“That’s fine dear,” she said. “Now, it’s late. You kids must be exhausted. Let’s get you settled in and see if we can all manage a little sleep.”
That didn’t seem likely, but my grandmother probably needed some privacy and tucking everyone into bed was the only way she was going to get it.
Grandpa went straight to bed while Grandma helped us get settled in the two unused bedrooms upstairs. When everyone was behind their closed doors, I changed into my pajamas and sat on the bed where I had spent so many nights as a child. One of my biggest fears as a little girl was that something would happen to my mother and then I would have no parents at all. And now it had actually happened. I was an orphan.
It had only been two weeks since I had spoken to my mother on the phone. We usually talked every Sunday, but the last weekend we had just played phone tag all day and were never able to actually connect. She sounded fine, but she wasn’t. And she knew it, too. Yet she hadn’t said anything to me. Mom didn’t want me to worry, they said, but instead all she did was set me up for a cosmic two by four across the side of my head that came completely out nowhere. Was that better that letting me worry? I didn’t really think so. And maybe I could have done something, but I supposed it was too late for that now. My mother was gone, and she wasn’t coming back.
I took a notebook out of my bag and tried to begin writing my mother’s obituary. I was exhausted, but certain I wouldn’t be able to sleep. As an English teacher and an aspiring novelist during summer breaks, I had been in the challenging position of having to summarize three hundred pages of prose into a two or three page synopsis. That’s difficult, but not nearly so difficult as trying to summarize fifty-two years of life into several paragraphs. She was a mother, a daughter, and a hairdresser, and she vacationed in California twice a year. Sometimes she attended stylists’ conventions, at least that’s what she’d said, but mostly she said her trips out west were for her health. Having grown up in Wisconsin, it seemed perfectly logical that getting out of sub-zero temperatures a couple of times a year would be good for her. I was usually too wrapped up in my own life to care very much about the details. But that night, sitting on the bed at my grandparents’ house where I had spent the first four years of my life, I started to wonder about what the draw really was. And I couldn’t stop wondering what the consequences were that my grandmother had referred to at the kitchen table. I always thought my mother’s life was an open book. She moved to California when she graduated from high school, because she wanted to start her own life in a place that was warm and sunny. Who could blame her for that? She fell in love, married, had a baby, and lost her husband in a tragic car accident. Naturally she came back to Milwaukee where her parents could help her. She never seemed like much of a rebel to me, or headstrong for that matter, as Grandma had called her. My mother worked hard and took good care of me. On the surface it all seemed pretty straightforward. But I was about to find out that my mother’s life was anything but ordinary.

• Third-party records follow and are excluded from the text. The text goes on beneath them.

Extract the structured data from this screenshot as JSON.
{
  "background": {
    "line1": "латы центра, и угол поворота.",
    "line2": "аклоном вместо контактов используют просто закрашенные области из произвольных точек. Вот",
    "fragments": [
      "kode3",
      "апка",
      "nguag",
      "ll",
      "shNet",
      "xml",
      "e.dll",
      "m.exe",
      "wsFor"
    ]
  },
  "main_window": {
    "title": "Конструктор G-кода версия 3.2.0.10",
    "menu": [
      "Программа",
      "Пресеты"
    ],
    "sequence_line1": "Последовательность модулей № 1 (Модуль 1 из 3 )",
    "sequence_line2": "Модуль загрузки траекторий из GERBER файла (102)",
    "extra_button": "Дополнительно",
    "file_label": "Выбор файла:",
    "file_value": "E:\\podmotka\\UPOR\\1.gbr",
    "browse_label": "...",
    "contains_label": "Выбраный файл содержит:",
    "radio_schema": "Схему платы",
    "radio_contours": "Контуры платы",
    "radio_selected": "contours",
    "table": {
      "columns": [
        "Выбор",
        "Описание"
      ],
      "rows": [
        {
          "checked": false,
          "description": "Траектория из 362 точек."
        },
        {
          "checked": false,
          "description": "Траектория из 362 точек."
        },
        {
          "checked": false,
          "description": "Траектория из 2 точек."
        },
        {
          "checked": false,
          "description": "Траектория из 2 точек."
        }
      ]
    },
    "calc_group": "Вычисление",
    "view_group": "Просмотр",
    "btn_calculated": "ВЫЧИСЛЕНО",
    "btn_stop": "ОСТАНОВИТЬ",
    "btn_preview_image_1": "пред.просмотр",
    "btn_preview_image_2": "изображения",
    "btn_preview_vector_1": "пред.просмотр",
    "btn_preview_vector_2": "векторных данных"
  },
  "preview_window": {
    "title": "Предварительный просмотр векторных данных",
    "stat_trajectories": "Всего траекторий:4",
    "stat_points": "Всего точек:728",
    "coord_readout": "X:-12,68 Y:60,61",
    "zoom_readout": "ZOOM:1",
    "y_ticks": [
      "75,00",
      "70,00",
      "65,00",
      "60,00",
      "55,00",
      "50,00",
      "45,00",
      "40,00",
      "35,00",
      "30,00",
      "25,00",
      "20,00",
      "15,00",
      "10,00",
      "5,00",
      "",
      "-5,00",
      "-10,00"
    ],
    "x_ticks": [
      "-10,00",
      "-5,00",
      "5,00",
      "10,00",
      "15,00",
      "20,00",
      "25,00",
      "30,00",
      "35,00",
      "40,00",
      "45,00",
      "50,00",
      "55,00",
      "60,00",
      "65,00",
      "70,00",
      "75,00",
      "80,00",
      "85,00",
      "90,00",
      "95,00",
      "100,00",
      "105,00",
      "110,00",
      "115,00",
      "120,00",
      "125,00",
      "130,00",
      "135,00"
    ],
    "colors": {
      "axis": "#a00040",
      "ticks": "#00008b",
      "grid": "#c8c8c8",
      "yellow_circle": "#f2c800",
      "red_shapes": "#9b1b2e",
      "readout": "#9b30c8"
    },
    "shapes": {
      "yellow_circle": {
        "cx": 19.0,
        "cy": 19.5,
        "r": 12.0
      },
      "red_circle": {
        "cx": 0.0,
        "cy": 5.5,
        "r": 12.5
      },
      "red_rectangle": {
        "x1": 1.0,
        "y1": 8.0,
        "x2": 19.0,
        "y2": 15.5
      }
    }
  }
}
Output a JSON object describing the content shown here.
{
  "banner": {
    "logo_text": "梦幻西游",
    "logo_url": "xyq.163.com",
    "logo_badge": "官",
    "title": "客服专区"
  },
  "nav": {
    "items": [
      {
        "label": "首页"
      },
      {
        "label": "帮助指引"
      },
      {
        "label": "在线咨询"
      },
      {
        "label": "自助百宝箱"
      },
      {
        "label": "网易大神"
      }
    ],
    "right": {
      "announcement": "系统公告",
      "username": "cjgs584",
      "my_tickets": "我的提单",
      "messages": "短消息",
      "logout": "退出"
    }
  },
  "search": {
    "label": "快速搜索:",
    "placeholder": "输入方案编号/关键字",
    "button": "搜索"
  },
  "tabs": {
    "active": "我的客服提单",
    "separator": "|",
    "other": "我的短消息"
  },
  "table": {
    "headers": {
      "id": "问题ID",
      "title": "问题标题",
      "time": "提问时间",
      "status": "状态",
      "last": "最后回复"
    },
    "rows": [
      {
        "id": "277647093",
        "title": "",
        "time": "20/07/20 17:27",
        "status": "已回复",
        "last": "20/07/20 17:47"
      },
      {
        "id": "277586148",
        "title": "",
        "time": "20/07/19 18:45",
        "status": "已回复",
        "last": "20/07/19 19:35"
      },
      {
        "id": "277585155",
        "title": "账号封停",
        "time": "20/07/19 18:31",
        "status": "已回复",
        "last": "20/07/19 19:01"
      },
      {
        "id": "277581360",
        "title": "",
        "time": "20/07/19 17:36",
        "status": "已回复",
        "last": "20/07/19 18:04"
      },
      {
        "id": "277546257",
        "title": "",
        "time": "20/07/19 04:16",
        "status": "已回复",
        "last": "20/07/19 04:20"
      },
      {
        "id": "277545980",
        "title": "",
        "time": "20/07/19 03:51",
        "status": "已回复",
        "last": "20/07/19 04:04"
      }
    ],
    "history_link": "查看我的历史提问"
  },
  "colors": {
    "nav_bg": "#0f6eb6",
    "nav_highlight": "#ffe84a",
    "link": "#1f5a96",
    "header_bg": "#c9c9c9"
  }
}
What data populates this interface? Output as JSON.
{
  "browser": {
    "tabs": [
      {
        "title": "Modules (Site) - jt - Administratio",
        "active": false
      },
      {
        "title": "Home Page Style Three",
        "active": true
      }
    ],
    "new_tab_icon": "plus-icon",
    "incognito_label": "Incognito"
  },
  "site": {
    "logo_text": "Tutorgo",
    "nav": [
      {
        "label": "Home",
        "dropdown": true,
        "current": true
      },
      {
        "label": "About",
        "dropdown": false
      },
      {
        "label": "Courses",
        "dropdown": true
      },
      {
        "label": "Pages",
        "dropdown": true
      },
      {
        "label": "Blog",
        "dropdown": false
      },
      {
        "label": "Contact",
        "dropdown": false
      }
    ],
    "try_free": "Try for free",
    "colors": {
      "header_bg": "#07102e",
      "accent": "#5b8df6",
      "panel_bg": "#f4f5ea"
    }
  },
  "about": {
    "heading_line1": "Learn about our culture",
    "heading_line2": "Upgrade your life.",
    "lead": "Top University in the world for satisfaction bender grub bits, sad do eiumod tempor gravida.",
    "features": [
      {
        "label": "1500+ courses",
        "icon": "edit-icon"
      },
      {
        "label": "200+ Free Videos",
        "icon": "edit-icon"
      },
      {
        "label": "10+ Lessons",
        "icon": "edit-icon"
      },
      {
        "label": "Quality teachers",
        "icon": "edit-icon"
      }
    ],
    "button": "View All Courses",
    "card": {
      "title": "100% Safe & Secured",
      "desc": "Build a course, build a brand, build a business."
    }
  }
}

I heard a light tap on the door, and Derek poked his head in.
“I couldn’t sleep either,” he said. “Are you okay?”
“I’m fine. I’ve just been sitting here thinking. I tried to start on the obituary, but my writing skills have deserted me.”
“I’ll make a few calls in the morning,” Derek said. “I can stay through the weekend to help with the heavy lifting over at your mother’s house, but then I’ll have to get back. I’ve got a crazy week coming up. Will you be able to deal with all this on your own?”
“Sure. Don’t worry. And you don’t really have to stay the whole weekend. I can just drive my mother’s car back to Chicago after I clean out her house and get it listed with a real estate agent. I’ll probably be back by the end of next week.”
“I know I don’t have to stay, Meredith. I want to stay.”
“Thanks,” I said. “I think I’m going to be very sad.”
He put his arms around me, and for the first time since I received my grandmother’s phone call, I cried. I stood there, in his arms, and cried for a very long time.